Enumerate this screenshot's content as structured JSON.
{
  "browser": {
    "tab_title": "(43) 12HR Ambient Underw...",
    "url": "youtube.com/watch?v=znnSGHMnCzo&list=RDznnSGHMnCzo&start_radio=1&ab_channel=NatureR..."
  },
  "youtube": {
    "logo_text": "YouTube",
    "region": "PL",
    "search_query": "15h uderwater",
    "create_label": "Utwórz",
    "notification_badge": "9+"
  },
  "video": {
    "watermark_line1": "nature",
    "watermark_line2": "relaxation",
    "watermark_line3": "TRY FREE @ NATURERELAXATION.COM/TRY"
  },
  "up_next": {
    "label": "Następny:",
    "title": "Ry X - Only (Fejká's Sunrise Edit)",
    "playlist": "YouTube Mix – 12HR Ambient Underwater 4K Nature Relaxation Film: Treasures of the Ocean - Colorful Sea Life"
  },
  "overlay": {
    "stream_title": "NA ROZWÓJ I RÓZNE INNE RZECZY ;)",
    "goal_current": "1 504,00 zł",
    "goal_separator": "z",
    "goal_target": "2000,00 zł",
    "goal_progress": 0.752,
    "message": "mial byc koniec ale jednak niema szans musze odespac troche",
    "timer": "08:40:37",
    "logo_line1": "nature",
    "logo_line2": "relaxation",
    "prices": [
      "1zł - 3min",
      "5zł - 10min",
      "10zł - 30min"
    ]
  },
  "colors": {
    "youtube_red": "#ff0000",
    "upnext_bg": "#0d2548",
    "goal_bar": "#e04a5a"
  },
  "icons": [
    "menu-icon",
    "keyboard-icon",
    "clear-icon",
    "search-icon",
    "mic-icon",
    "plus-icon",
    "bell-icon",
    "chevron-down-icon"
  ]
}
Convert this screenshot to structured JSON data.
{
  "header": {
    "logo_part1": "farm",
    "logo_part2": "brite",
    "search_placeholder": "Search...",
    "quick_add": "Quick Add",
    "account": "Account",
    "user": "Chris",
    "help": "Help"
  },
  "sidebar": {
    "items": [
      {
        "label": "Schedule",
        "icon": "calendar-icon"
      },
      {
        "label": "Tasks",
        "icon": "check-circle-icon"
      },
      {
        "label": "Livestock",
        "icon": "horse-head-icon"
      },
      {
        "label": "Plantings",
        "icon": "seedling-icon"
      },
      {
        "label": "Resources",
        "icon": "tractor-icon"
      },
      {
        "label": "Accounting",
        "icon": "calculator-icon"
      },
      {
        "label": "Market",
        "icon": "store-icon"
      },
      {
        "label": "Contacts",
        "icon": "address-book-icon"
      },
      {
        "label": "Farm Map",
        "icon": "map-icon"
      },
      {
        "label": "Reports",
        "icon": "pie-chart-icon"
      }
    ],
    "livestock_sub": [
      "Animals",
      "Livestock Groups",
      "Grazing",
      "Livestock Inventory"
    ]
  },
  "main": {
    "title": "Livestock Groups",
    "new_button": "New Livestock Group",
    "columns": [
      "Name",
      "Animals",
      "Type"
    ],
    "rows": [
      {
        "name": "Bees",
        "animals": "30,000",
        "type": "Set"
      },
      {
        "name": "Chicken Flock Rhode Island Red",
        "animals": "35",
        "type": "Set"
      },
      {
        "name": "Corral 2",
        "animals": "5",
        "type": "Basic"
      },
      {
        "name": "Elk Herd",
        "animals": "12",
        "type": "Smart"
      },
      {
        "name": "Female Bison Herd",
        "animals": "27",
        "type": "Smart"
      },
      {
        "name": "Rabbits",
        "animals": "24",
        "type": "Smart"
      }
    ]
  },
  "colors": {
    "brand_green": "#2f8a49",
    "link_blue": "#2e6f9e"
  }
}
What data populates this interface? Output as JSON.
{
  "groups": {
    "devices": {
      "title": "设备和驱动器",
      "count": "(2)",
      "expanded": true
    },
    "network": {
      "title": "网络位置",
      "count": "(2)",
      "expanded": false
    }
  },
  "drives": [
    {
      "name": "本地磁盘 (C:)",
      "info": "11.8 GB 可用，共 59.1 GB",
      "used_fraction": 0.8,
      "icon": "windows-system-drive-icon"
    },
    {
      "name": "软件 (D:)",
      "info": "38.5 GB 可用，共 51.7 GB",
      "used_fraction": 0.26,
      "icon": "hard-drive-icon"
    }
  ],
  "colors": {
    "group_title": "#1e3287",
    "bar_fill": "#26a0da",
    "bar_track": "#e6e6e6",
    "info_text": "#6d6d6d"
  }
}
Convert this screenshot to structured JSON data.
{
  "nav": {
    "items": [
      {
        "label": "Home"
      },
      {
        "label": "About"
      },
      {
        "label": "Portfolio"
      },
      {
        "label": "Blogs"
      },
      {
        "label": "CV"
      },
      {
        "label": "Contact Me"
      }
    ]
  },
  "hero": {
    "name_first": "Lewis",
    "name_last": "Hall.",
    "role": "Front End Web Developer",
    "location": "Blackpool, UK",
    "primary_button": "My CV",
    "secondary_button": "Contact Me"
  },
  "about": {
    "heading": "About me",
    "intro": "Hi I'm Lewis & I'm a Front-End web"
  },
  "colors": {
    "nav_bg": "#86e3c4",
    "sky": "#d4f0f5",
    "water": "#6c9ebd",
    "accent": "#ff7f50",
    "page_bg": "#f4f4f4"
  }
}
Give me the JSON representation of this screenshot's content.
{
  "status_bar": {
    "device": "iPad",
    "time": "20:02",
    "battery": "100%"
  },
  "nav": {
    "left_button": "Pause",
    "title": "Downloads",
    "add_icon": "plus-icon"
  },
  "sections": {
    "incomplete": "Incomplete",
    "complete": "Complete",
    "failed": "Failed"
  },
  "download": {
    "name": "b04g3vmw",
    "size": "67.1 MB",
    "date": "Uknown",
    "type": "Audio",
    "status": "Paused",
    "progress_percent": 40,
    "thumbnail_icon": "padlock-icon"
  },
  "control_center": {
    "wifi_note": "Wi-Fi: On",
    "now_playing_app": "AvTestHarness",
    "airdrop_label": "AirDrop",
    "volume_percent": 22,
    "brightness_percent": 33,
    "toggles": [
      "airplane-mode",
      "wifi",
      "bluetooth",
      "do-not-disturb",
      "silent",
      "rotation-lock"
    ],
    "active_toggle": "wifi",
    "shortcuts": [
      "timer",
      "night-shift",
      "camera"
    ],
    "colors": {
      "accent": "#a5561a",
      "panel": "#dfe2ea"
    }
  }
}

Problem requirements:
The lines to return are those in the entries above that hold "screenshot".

Response for this exercise:
Enumerate this screenshot's content as structured JSON.
Convert this screenshot to structured JSON data.
Convert this screenshot to structured JSON data.
Give me the JSON representation of this screenshot's content.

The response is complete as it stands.